Co-Parenting During the Holidays: Help From a Few Favorite Carols

Shannan Younger

I’ve been divorced from my daughter’s father for eight years now, which means that I’ve shared my daughter on a lot of holidays. The knot in my stomach and the lump in my throat should be old friends by now, but I’m always a little surprised when they make their appearance as we approach the end of the year and I look at the calendar to start figuring out holiday plans.

I thought I would get used to sharing her, or not seeing her on Christmas morning, but I haven’t. What I have done, however, is figure out how to make it easier on my child, and on myself. Some favorite holiday carols offer some instruction on surviving the holidays as a co-parent.

“It’s the most wonderful time of the year. It’s the haphappiest season of all.”

– It’s the Most Wonderful Time of the Year

Look at the holidays as a season, not a day. That perspective shift can make a tremendous difference. Christmas morning or the first night of Hanukkah are not the only times during which holiday memories are made. There is magic all around this time of year. It can come in the giggles from working in the kitchen together or as you wrap presents together for others or watching the holiday concert at school. Those warm fuzzy feelings will last a lifetime, regardless of the date on the calendar.

For I’ve grown a little leaner, grown a little colder/Grown a little sadder, grown a little older/And I need a little angel sitting on my shoulder/I need a little Christmas now.”

– We Need a Little Christmas Now

Auntie Mame reminds us that the years are not always kind or easy, but perspective can make all the difference.
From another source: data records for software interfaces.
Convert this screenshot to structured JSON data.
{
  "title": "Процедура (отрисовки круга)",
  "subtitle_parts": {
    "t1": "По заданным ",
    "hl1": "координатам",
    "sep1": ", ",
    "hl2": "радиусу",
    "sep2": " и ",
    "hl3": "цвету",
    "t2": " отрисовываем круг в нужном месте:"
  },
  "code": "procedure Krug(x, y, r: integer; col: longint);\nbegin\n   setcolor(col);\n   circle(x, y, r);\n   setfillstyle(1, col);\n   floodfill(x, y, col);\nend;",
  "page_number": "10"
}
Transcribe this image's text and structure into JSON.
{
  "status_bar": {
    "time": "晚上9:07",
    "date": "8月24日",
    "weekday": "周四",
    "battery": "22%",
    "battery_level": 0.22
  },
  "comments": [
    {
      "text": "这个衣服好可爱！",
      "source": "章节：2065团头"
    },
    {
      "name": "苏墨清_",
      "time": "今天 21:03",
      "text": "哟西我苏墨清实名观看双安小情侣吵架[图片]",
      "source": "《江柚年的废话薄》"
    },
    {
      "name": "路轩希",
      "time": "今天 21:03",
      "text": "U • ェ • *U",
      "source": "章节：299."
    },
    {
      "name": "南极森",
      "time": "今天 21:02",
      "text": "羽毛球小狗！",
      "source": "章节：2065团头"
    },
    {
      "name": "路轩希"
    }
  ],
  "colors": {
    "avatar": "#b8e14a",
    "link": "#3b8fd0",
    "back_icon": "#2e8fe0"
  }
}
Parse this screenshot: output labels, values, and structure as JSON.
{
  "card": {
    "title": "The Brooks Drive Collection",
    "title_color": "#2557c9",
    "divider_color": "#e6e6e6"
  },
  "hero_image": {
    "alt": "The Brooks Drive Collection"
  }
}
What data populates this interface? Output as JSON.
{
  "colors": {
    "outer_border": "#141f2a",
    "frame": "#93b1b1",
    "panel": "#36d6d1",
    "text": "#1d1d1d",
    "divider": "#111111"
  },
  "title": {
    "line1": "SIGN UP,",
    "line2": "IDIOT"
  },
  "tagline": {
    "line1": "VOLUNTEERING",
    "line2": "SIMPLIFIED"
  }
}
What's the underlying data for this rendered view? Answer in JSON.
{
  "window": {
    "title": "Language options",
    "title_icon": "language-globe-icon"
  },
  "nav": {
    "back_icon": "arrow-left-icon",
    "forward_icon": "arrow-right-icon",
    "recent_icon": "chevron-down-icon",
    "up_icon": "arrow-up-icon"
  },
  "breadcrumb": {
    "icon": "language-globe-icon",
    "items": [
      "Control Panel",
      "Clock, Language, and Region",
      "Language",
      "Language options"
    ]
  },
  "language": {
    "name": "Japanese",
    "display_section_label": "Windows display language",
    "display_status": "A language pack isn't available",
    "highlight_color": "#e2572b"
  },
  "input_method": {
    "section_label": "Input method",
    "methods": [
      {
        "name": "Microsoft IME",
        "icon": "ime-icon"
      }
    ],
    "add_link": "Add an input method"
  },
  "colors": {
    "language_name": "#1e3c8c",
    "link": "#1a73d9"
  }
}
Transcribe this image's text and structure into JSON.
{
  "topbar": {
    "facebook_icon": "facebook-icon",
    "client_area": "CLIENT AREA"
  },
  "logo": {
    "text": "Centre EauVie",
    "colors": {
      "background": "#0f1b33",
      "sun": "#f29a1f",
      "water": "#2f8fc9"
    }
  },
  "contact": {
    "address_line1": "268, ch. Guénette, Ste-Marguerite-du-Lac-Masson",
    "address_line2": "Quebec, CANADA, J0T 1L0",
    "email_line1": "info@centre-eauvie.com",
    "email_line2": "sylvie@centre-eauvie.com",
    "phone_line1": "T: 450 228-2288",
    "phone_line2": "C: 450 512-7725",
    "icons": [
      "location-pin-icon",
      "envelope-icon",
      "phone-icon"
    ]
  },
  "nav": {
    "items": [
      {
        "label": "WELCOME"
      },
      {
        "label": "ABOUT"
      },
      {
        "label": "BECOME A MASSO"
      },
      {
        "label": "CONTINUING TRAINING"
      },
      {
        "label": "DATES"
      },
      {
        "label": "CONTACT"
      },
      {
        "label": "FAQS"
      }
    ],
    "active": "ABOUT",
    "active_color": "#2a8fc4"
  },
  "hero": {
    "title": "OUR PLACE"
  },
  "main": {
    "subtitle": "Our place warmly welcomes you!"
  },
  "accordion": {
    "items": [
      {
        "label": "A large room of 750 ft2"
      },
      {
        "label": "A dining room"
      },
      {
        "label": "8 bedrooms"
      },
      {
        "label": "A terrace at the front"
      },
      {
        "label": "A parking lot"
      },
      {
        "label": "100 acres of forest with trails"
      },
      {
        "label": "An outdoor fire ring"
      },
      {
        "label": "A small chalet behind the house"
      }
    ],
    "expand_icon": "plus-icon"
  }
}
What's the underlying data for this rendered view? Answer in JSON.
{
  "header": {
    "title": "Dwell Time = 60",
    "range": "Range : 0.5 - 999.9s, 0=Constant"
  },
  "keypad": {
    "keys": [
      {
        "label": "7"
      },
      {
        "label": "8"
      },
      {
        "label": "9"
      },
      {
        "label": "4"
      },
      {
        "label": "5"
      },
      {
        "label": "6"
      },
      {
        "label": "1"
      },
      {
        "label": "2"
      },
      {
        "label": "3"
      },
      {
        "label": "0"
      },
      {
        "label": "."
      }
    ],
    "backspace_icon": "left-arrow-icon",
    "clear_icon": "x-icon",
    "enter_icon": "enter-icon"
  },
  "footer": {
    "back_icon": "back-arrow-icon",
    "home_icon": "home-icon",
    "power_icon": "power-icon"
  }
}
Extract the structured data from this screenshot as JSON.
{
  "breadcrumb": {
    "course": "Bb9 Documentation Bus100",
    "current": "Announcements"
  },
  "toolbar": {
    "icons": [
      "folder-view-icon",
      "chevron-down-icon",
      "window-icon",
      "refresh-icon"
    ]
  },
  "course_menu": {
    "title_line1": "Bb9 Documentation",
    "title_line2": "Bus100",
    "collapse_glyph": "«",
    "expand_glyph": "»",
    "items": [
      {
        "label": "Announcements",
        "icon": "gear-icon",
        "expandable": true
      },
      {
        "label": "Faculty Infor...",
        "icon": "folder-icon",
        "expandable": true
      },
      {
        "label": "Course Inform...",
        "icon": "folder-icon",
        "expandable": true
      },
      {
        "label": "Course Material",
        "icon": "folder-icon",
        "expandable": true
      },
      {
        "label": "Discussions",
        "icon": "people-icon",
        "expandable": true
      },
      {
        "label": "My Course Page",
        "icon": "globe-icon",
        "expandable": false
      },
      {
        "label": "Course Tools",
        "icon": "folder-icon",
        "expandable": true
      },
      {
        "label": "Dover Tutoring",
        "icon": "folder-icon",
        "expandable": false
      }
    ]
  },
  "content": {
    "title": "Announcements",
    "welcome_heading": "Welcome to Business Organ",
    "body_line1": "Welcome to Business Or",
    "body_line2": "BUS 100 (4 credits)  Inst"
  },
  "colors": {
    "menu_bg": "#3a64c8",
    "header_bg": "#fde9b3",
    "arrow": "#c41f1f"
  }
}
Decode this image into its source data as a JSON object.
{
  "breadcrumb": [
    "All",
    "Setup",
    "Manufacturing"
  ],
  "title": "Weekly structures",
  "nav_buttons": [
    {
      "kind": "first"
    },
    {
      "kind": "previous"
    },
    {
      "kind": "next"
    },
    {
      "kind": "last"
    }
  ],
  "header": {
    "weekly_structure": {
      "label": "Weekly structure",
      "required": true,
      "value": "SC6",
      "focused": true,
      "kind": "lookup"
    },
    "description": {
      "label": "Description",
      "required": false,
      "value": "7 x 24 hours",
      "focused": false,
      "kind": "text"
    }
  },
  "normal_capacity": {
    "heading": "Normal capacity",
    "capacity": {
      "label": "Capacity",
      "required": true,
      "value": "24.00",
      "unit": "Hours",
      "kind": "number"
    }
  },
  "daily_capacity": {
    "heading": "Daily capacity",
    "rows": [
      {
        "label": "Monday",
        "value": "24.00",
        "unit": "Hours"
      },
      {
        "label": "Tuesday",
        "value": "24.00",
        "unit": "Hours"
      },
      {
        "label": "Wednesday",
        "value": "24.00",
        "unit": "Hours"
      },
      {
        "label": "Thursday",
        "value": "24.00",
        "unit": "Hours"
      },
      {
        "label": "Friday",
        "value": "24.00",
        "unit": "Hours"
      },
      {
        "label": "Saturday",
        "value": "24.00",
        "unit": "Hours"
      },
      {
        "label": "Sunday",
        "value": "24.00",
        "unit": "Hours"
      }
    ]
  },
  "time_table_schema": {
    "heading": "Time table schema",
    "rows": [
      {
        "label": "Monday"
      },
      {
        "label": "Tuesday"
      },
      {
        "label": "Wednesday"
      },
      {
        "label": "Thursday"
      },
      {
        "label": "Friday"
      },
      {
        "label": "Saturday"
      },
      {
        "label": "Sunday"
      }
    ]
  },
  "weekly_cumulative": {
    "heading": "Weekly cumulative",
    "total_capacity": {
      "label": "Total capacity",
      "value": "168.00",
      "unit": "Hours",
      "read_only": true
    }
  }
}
I remind myself that I am not the only parent flying solo in the holiday sleigh each year and that others face far greater challenges than I do.

Even if you have to pour it for yourself, seeing your glass of eggnog as half full, focusing on the positive, and doing what makes you happy can be the ticket to a better holiday. You’ll also be setting a great example for your kids in the process.

“Faithful friends who are dear to us, Gather near to us once more.”

– Have Yourself a Merry Little Christmas

One of the hardest holidays for me was when I didn’t have my daughter and couldn’t make it home to be with my family. I was planning to volunteer Christmas morning and then spend the rest of the day alone. While I’m sure that would have been okay, I’m very glad that I accepted a gracious invitation to join a friend and his family for Christmas dinner. I was really hesitant to go, but had a great time. I was very touched by their kindness.

I thought about that experience when reading that a Canadian single mother and toddler reached out on Craig’s List looking for somewhere to go for Christmas, in part because her daughter’s dad has her this Christmas. I’m not saying you should go that route though I’m thrilled that it worked out for that mom. But my takeaway is that it’s okay to say that you don’t want to be alone and to ask for company. If you can, give your friends a chance to be there for you.

That also means talking about sharing our kids at the holidays. It is not nor should it be a taboo subject. There more we discuss it, the more normal it will seem to both us single parents and our children. Given that millions of children are in the situation, why wouldn’t we talk about it, normalize it, and share tips on how to make the best of it? is doing just that with a new video sharing seven tips for co-parenting at the holidays. I was thrilled to contribute my two cents and even more excited to get valuable tips from Karen Cahn, Mandy Dawson, and Andrea Gribble, moms who have all been down the co-parenting road. Hearing what others parents do to making the best of a less than ideal situation and remind parents that they aren’t alone is hugely helpful.

“And wild and sweet the words repeat. Of peace on earth, goodwill to men.”

– I Heard the Bells on Christmas Day

You probably knew it was coming, but I have to say it. Even if you have to dig down deep, have and demonstrate good will towards your ex and your former relatives. Whether or not they deserve it is irrelevant. It isn’t easy, but you never know if maybe that kindness will be what makes their hearts grow three sizes.

Most importantly, showing your children that you can be kind to adults on the other side of their family will go a long way toward bringing peace to them and their hearts, and what a true and lasting gift that is.


Coparenting during the holdaus can be tough, but these tips might save the day

Shannan Younger is a recovering attorney living in the Chicago suburbs with her husband and teen daughter. She blogs at Mom Factually, ChicagoNow's Between Us Parents and as part of the Chicago Parent Blogger Network. Her writing has appeared on the Erma Bombeck Writers' Workshop, Mamalode, Scary Mommy, Club Mid, Mamapedia, and In the Powder Room, and her essays have been included in two anthologies by The HerStories Project. She is also freelance writer for regional magazines. Shannan was in the 2013 cast of Listen to Your Mother, despite the fact that her daughter often fails to do so. She's been cited by the show "24 Hours" and quoted by the BBC but hopes they come back soon to talk about more than Justin Bieber.